I have a place I like to gather. It doesn’t serve food or even coffee. It is just a place to gather for people that I have met along the way. Last count there were 2, 294 people that have visited or stopped by my little gathering place. I’ve had this place for well over a decade. There are times when I just want to stop going there and other times there is no place I would rather be.
Usually before I head off to work, I stop by and share something like photos of my grandchildren or announcements of a future events. With the amount of people that stop here, it is usually a good place to search for concert tickets or get information about what is happening in the world. But, almost every day, I like to pose a question to the group. People ask questions for different reasons–I ask because I am trying to learn.
Often the question is related to politics or current events, but lately topics have swirled about racism, church, and religious deconstruction — safe, easy topics, right? I try to pose questions in a provocative way so that people will respond and interact with the question. One of my favorite ways to learn is to listen to a couple of my wise friends discuss and even debate a topic.

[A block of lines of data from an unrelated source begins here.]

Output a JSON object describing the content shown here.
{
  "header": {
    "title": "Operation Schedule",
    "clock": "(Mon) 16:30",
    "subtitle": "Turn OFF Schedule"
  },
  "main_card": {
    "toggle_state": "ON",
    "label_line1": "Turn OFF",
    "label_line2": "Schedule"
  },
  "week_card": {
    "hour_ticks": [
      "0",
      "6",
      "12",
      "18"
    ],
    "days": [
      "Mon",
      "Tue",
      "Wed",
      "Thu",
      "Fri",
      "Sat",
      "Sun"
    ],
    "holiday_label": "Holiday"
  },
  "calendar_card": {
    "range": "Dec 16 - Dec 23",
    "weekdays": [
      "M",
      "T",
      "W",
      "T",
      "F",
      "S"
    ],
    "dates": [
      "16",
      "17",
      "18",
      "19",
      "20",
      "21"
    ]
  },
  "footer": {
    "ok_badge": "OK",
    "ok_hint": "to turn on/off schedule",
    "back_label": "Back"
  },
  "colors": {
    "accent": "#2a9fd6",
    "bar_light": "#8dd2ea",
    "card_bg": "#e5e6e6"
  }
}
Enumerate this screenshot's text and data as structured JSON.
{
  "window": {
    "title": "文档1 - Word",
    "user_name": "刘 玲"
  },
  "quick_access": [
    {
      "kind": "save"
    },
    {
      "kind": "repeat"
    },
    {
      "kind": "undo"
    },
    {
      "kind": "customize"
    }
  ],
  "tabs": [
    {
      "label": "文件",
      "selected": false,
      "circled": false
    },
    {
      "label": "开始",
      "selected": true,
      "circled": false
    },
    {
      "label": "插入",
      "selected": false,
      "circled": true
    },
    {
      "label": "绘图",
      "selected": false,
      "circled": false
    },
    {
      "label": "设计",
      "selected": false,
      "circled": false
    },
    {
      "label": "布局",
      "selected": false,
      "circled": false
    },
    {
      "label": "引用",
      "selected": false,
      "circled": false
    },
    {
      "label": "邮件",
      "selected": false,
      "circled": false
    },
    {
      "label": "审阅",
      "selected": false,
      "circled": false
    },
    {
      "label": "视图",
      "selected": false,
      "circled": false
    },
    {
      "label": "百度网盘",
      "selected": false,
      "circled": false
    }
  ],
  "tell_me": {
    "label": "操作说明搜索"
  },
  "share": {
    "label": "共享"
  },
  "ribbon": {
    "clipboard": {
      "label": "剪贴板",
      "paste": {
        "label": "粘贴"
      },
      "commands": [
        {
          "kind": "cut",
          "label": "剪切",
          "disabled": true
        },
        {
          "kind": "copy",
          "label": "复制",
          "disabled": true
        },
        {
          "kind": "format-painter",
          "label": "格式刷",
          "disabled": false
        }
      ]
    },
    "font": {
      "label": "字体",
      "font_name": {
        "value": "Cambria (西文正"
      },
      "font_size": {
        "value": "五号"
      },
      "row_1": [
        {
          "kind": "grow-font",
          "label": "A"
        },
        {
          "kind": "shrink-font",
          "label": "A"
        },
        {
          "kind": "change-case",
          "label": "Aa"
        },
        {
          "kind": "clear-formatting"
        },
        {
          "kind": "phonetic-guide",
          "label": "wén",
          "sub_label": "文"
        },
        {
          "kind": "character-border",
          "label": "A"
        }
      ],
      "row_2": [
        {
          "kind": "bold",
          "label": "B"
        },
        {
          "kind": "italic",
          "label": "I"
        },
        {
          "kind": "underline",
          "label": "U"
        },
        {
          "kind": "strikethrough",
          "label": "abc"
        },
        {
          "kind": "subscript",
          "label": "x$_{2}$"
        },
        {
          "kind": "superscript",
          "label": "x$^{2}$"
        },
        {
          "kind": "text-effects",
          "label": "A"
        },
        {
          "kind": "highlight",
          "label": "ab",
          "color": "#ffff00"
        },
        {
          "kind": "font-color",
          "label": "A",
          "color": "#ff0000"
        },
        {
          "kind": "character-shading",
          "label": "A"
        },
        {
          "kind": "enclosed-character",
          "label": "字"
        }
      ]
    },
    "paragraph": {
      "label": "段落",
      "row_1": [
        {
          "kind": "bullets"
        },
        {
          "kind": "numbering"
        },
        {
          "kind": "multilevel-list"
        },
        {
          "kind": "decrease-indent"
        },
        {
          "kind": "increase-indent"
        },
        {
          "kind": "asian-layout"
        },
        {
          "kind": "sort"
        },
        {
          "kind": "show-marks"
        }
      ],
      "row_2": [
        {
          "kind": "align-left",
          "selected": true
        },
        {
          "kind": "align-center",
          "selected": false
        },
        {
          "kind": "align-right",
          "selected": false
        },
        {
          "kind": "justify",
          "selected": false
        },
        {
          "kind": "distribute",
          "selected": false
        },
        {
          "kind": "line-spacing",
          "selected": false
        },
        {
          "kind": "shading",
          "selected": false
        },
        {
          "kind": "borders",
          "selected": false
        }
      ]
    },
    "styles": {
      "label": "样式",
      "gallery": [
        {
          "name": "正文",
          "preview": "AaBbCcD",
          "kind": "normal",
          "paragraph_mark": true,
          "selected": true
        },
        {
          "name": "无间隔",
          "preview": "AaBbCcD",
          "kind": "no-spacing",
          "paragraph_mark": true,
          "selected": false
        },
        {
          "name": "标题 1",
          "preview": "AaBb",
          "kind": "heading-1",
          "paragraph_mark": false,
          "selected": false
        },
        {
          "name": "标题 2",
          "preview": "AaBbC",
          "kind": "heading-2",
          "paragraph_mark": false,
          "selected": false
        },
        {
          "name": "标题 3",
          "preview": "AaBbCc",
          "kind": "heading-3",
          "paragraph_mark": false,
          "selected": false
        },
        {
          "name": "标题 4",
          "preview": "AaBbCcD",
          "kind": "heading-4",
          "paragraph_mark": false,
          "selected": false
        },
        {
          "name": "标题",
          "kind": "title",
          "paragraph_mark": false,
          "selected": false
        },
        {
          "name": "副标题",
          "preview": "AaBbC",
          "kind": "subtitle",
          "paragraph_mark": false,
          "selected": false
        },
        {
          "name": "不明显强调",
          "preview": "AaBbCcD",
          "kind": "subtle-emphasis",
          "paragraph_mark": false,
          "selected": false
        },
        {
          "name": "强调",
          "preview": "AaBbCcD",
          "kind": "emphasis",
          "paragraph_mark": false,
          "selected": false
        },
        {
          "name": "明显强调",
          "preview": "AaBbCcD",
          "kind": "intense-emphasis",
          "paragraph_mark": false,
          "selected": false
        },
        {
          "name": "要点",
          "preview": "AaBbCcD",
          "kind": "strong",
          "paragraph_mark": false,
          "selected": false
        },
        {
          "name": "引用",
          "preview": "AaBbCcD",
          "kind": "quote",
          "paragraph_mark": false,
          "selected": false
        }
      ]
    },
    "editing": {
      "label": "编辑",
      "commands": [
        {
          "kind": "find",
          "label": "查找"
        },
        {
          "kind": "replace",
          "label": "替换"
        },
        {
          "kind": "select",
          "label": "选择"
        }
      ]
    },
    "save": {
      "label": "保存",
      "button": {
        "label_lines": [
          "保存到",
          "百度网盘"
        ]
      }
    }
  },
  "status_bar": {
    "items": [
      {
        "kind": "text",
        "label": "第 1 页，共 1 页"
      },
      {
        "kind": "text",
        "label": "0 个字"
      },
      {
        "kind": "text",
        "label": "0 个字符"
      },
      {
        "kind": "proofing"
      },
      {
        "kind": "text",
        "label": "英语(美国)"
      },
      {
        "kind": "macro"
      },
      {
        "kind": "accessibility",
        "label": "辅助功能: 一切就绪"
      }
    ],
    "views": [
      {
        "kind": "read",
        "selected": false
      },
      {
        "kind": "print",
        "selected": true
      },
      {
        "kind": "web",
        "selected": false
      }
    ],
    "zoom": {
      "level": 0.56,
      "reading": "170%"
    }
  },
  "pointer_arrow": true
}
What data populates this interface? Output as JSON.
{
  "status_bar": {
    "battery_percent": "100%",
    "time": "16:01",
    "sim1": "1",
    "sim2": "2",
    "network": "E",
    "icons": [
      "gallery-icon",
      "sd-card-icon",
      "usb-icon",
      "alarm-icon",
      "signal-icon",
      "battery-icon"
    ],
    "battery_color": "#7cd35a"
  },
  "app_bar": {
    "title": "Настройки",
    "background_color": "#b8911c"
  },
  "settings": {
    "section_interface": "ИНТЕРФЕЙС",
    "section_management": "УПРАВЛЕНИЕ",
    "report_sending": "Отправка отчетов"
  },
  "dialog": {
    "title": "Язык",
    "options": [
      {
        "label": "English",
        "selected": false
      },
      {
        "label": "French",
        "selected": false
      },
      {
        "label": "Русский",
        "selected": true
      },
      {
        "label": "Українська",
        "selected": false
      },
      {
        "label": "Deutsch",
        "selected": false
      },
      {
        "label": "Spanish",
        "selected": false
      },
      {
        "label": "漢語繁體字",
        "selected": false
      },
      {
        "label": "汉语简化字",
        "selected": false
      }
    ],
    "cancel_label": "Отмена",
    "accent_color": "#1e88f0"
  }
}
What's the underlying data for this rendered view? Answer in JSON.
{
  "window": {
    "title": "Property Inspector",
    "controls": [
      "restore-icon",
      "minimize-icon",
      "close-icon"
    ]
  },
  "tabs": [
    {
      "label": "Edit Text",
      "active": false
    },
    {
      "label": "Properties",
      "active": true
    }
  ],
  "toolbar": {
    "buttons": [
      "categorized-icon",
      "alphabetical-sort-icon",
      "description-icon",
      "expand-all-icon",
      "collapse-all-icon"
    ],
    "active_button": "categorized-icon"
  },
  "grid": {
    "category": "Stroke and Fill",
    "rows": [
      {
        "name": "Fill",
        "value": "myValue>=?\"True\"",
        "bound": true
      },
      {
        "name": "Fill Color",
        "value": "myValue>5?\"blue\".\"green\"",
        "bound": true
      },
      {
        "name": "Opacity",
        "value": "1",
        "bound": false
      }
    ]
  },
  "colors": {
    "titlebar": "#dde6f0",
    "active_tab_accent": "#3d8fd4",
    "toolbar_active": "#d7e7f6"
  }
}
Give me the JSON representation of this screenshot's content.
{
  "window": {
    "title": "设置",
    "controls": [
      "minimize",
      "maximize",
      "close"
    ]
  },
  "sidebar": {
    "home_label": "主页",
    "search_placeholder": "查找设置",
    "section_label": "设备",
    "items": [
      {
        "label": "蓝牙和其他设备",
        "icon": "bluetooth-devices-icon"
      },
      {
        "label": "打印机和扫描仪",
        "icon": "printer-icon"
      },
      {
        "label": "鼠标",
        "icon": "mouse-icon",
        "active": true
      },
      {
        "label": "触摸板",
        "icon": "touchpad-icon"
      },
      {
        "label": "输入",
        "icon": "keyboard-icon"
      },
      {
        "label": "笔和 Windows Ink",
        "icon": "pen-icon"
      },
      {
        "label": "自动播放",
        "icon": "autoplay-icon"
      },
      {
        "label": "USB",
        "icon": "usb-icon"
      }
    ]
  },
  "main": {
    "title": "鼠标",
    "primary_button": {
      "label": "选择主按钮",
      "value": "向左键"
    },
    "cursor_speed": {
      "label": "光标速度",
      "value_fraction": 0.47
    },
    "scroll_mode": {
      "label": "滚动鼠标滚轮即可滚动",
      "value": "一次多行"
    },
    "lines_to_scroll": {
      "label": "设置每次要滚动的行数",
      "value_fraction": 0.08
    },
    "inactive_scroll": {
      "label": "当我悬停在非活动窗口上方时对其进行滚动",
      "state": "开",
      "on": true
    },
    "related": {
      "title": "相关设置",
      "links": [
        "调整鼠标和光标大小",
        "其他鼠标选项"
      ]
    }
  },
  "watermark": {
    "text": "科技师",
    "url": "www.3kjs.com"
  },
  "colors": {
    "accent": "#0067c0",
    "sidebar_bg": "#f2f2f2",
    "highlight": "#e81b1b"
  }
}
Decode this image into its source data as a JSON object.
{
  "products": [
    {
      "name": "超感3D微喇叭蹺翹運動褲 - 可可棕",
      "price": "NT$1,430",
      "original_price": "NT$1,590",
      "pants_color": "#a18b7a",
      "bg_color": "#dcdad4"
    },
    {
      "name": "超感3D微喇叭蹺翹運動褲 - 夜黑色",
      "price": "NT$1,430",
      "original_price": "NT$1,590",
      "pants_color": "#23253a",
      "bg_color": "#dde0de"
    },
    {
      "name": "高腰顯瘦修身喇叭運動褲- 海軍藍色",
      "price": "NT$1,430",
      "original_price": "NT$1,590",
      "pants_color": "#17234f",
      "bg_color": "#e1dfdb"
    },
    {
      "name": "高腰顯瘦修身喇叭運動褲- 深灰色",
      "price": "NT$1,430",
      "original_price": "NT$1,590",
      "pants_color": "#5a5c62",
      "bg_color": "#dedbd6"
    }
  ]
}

I can tell when I ask a good question, because after a moment of silence people begin to speak up. Some just indicate that they like what I said, where the more demonstrative might say they love it and others just have to give me their opinion right away – “just so you know.” For the most part, these friends of mine are fairly articulate and supportive. They genuinely want to discuss the issue and give good feedback. Most times, the conversation is productive.
But, let’s just suppose the question was about the viability of organized religion. Then, I can be assured that someone I will call “the guy under the table” pops out of nowhere and says something like, “Karl, I’m sorry you don’t believe in God anymore” or “What has happened to you–I’m concerned about you.” Coming from a fundamentalist background, I understand this mindset, so I try to be understanding when people are trying to save me.
But, there is another type of person that always shows up. Let’s just call them the terrorists. They really don’t want to have a conversation; they mainly just want to point out how stupid I am or put me in a box like libtard or whatever fits their mantra for the day. These people have to be counseled to take it easy. We are not in a war–this is just a discussion. If they persist, I sometimes must take them off the guest list or block them from visiting.
I really hope that all types of people will stop by, but along with the good comes the annoying. There is the coach type that seem to have to question my question or pronounce some type of judgment on the discussion instead of participating in the conversation. I usually remind them that they are welcome to start their own discussions, but please don’t sabotage what I am trying to do–I have specific reasons for asking these questions.
Before leaving for work, I sometimes step back and just watch these people discussing the question. It makes me feel good. I determine to stop back in over lunch and see what they decided. Often, when I return at lunch time, the conversation is still going. I notice some groups are having a spirited discussion and another is quietly discussing the issue. A twinge of fear runs through me because I do not want any negative to come out of this. I try to notice bits of the conversation and comment before I rush back off to work.
After work, I check in again. Many times, people are waiting to ask me a question and other times they have ventured off into other issues — but that’s okay, right? Discussion is always good, unless you are like the person in the corner pummeling someone with accusations and another wondering what they have gotten into. After I break up a couple of fights and occasionally ask someone to leave, I try to give my input on some of the discussion that I have heard. A few people thank me for hosting the discussion, a few curse me, and others just quietly disperse.
When the topic is good, it can continue into the night. I feel a satisfaction that maybe we have taken a small step toward awareness of an issue or learned some compassion for an issue we didn’t previously care about. But other days I wonder why I even bother.
I didn’t even mention, the people that watch from a distance, only to pop in when they smell blood and pile on with condemnation. Unfortunately, these are also almost always religious people. I recognize the people that have been hurt by institutions like religion and I try to be sensitive when they timidly enter my space. Sometimes a well-meaning know-it-all will storm in and proclaim some passive aggressive type of pseudo-judgment and storm back out. I want so bad for this person to join the conversation-not to prove them wrong, but to show them love.
I occasionally consider just abandoning this practice, because sometimes is seems like a waste of time. Other times, it is so rewarding, I just want to keep asking more questions. It’s like most things in life. When a struggle is required to make something good, it is a good indicator that it is worth doing. And when people are involved, things are usually messier than we would like–people are complicated, ideas and concepts are nuanced and communication has always been one of our greatest challenges as humans.
I hope we are learning to be better and I hope you stop by and contribute to the conversation…
Karl Forehand is a former pastor, podcaster, and award-winning author. His books include Apparent Faith: What Fatherhood Taught Me About the Father’s Heart and the soon-to-be released Tea Shop. He is the creator of The Desert Sanctuary and Too Many Podcasters podcasts. He is married to his wife Laura of 32 years and has one dog named Winston. His three children are grown and are beginning to multiply!